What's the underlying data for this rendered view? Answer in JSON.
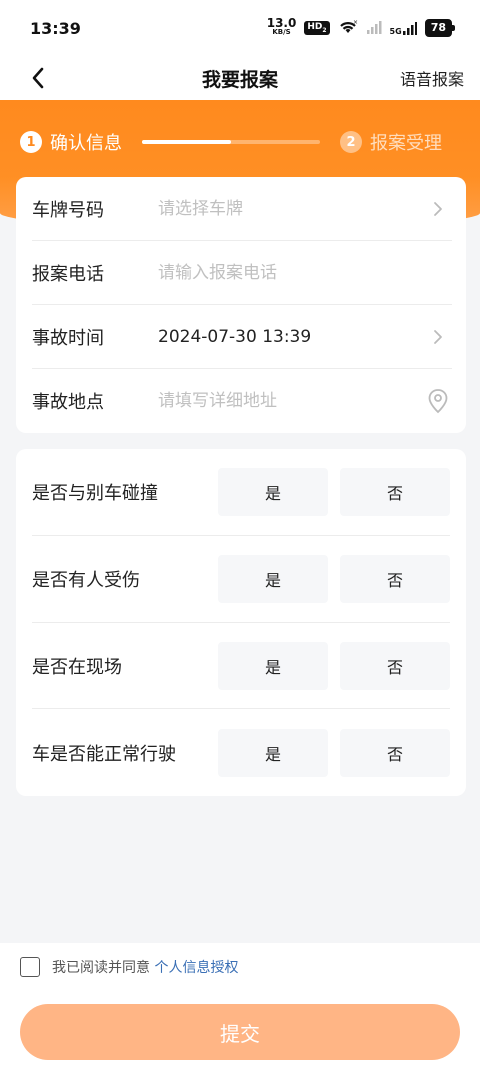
{
  "status_bar": {
    "time": "13:39",
    "net_speed": "13.0",
    "net_unit": "KB/S",
    "hd": "HD",
    "hd_sub": "2",
    "network": "5G",
    "battery": "78"
  },
  "nav": {
    "title": "我要报案",
    "action_label": "语音报案"
  },
  "steps": [
    {
      "number": "1",
      "label": "确认信息"
    },
    {
      "number": "2",
      "label": "报案受理"
    }
  ],
  "step_progress": 0.5,
  "info_rows": [
    {
      "label": "车牌号码",
      "placeholder": "请选择车牌",
      "value": "",
      "icon": "chevron-right-icon"
    },
    {
      "label": "报案电话",
      "placeholder": "请输入报案电话",
      "value": "",
      "icon": ""
    },
    {
      "label": "事故时间",
      "placeholder": "",
      "value": "2024-07-30 13:39",
      "icon": "chevron-right-icon"
    },
    {
      "label": "事故地点",
      "placeholder": "请填写详细地址",
      "value": "",
      "icon": "location-pin-icon"
    }
  ],
  "questions": [
    {
      "label": "是否与别车碰撞",
      "yes": "是",
      "no": "否"
    },
    {
      "label": "是否有人受伤",
      "yes": "是",
      "no": "否"
    },
    {
      "label": "是否在现场",
      "yes": "是",
      "no": "否"
    },
    {
      "label": "车是否能正常行驶",
      "yes": "是",
      "no": "否"
    }
  ],
  "agreement": {
    "text": "我已阅读并同意",
    "link": "个人信息授权"
  },
  "submit_label": "提交",
  "colors": {
    "accent": "#ff8a1e",
    "submit_bg": "#ffb585",
    "link": "#3a6fb5"
  }
}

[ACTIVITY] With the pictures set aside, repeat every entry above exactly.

[RESPONSE]
What's the underlying data for this rendered view? Answer in JSON.
{
  "status_bar": {
    "time": "13:39",
    "net_speed": "13.0",
    "net_unit": "KB/S",
    "hd": "HD",
    "hd_sub": "2",
    "network": "5G",
    "battery": "78"
  },
  "nav": {
    "title": "我要报案",
    "action_label": "语音报案"
  },
  "steps": [
    {
      "number": "1",
      "label": "确认信息"
    },
    {
      "number": "2",
      "label": "报案受理"
    }
  ],
  "step_progress": 0.5,
  "info_rows": [
    {
      "label": "车牌号码",
      "placeholder": "请选择车牌",
      "value": "",
      "icon": "chevron-right-icon"
    },
    {
      "label": "报案电话",
      "placeholder": "请输入报案电话",
      "value": "",
      "icon": ""
    },
    {
      "label": "事故时间",
      "placeholder": "",
      "value": "2024-07-30 13:39",
      "icon": "chevron-right-icon"
    },
    {
      "label": "事故地点",
      "placeholder": "请填写详细地址",
      "value": "",
      "icon": "location-pin-icon"
    }
  ],
  "questions": [
    {
      "label": "是否与别车碰撞",
      "yes": "是",
      "no": "否"
    },
    {
      "label": "是否有人受伤",
      "yes": "是",
      "no": "否"
    },
    {
      "label": "是否在现场",
      "yes": "是",
      "no": "否"
    },
    {
      "label": "车是否能正常行驶",
      "yes": "是",
      "no": "否"
    }
  ],
  "agreement": {
    "text": "我已阅读并同意",
    "link": "个人信息授权"
  },
  "submit_label": "提交",
  "colors": {
    "accent": "#ff8a1e",
    "submit_bg": "#ffb585",
    "link": "#3a6fb5"
  }
}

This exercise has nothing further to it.